August 20, 2018
By Lauren Cook
Nearly 17 years after the Sept. 11 terror attacks, a New York City nonprofit continues to honor the memories of those who died with a citywide beautification project.
The annual Daffodil Project, run by New Yorkers for Parks, gives away 500,000 daffodil bulbs to city residents and groups, to be planted in public spaces around the five boroughs.
“We are very happy to once again bring The Daffodil Project to New York City, to beautify communities across every borough and bring us together in remembrance,” Lynn Kelly, executive director of New Yorkers for Parks, said. “The Daffodil Project is emblematic of so much of what makes New Yorkers great — we’re not afraid to get dirty and work together out of love for our city.”
Launched in the months after the 2001 terror attacks, organizers have overseen the planting of more than 7 million daffodils in public parks, gardens, plazas and tree pits along city streets. It is considered one of the largest volunteer efforts in the city’s history, and has become a powerful tool for remembrance, community building and education, according to New Yorkers for Parks.
Registration for The Daffodil Project is open through Sept. 5 at 5 p.m. and distribution days are planned in each borough.
Participants are urged to register in advance to secure a bulb order since the organization sees more and more sign-ups each year, New Yorkers for Parks outreach and programs director Emily Walker said.
“The bulbs always go fast, and we encourage people to register as soon as they can so they can be a part this uniquely New York City experience,” she added.
The borough distribution days are as follows:

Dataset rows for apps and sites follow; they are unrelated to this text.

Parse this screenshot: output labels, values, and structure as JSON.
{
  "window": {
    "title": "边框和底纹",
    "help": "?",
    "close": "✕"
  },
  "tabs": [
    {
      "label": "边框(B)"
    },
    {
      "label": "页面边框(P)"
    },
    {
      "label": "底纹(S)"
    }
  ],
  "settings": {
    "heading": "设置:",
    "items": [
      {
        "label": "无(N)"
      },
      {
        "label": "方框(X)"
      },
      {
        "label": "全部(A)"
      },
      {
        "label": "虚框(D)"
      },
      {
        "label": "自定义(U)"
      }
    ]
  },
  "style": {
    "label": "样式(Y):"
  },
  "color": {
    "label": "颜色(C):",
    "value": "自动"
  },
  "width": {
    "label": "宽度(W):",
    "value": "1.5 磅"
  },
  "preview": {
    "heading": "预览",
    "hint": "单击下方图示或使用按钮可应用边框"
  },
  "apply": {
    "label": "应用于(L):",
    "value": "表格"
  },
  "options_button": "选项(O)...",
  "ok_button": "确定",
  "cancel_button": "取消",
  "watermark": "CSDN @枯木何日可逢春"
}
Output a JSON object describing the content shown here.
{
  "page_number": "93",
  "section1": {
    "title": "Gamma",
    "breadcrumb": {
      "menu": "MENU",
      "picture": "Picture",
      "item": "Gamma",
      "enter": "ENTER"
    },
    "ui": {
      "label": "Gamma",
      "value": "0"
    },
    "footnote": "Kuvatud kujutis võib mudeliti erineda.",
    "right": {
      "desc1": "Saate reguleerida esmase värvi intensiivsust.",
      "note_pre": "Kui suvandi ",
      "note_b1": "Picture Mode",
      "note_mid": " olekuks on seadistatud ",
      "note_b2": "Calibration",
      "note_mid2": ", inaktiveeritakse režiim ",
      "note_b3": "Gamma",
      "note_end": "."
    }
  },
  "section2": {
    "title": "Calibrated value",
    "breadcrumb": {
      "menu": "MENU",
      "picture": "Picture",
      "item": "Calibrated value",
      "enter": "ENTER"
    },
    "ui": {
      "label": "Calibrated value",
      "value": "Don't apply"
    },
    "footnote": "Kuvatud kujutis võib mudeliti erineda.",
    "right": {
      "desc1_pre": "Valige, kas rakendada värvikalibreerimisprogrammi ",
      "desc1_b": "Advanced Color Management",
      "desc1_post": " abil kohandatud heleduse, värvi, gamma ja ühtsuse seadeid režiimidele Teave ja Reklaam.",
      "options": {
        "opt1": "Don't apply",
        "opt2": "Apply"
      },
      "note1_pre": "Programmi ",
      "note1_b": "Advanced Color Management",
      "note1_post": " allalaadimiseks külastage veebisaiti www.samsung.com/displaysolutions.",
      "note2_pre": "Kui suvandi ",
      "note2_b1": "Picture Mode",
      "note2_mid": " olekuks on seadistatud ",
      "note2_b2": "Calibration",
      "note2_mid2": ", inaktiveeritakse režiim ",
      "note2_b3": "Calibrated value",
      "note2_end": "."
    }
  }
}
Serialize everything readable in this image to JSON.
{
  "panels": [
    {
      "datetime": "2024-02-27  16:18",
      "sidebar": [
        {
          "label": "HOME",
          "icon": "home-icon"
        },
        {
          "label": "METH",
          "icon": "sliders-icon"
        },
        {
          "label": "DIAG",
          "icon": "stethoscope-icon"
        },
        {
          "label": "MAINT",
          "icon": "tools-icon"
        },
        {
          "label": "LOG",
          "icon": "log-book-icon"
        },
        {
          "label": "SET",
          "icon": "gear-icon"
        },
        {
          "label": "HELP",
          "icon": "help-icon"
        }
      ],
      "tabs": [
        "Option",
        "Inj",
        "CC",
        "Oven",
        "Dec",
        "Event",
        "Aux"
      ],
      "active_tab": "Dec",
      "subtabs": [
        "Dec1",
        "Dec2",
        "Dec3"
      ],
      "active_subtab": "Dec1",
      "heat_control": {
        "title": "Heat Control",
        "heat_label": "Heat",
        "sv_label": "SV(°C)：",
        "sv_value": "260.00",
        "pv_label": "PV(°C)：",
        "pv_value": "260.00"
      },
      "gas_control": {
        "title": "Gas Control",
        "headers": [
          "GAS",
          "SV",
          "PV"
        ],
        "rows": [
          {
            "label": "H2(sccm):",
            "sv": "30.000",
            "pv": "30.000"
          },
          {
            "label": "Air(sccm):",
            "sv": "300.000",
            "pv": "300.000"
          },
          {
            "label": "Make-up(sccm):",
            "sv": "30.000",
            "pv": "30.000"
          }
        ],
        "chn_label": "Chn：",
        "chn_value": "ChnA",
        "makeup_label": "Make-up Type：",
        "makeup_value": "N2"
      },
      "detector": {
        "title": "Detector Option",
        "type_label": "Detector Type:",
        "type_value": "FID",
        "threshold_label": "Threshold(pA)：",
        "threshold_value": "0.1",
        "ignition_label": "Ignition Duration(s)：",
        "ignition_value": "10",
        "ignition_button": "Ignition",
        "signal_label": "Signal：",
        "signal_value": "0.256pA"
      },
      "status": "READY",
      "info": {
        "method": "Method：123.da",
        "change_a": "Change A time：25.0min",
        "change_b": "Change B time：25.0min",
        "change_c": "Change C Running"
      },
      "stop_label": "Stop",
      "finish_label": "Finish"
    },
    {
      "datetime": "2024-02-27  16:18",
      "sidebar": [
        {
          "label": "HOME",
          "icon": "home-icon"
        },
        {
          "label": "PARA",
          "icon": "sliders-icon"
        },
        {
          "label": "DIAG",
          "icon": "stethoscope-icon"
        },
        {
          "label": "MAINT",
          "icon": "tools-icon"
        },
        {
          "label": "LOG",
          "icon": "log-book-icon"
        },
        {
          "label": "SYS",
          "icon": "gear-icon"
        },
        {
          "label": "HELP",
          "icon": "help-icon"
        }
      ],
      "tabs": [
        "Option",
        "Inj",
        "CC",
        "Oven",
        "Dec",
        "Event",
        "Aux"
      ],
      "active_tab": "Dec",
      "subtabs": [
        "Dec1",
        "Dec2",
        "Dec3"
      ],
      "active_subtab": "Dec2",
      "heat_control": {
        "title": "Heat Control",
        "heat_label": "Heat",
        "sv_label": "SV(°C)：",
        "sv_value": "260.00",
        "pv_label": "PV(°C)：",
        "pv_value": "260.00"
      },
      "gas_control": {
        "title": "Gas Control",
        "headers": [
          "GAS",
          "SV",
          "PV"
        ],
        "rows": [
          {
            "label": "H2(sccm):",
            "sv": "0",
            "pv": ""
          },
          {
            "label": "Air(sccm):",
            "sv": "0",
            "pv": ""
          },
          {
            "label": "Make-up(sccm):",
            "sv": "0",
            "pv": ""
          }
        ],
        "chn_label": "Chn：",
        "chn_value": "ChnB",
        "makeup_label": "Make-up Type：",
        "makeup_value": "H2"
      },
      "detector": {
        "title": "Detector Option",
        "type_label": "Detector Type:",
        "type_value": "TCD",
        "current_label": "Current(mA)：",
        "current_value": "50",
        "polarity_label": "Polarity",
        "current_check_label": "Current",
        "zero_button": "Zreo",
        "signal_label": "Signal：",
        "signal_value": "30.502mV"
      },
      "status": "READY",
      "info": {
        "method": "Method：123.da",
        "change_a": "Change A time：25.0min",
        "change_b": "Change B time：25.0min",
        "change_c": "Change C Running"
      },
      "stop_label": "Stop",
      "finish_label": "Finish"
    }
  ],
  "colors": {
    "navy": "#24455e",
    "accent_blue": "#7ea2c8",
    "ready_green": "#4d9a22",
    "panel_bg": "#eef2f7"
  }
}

Bulb distribution begins at 10 a.m. and ends around 12:30 p.m. Unclaimed bulbs will be made available to those on the waiting list and people who did not register between 12:30 p.m. and 1 p.m.